YOUR TASK — Every line below that has the string "Include" needs to be copied.
Segment Open
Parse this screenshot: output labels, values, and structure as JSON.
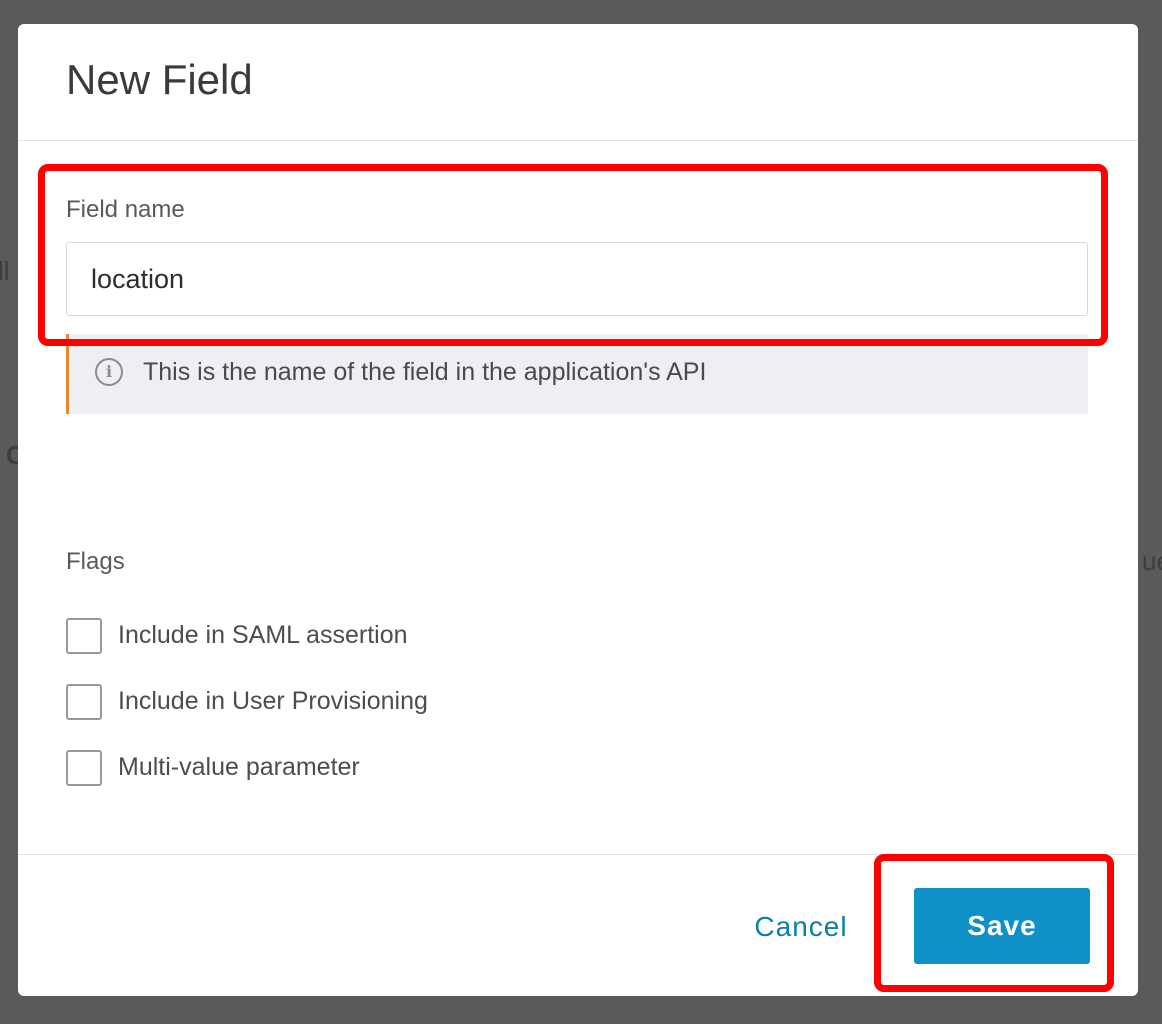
{
  "background": {
    "fragment_left_top": "ll",
    "fragment_left_mid": "C",
    "fragment_right": "ue"
  },
  "dialog": {
    "title": "New Field",
    "field_name": {
      "label": "Field name",
      "value": "location"
    },
    "help": {
      "icon": "info-icon",
      "text": "This is the name of the field in the application's API"
    },
    "flags": {
      "label": "Flags",
      "options": [
        {
          "label": "Include in SAML assertion",
          "checked": false
        },
        {
          "label": "Include in User Provisioning",
          "checked": false
        },
        {
          "label": "Multi-value parameter",
          "checked": false
        }
      ]
    },
    "footer": {
      "cancel_label": "Cancel",
      "save_label": "Save"
    }
  },
  "colors": {
    "primary": "#0e91c7",
    "link": "#0a7fa9",
    "help_accent": "#e5892f",
    "highlight": "#ff0000"
  }
}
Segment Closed
RESULT OF THE TASK —
          "label": "Include in SAML assertion",
          "label": "Include in User Provisioning",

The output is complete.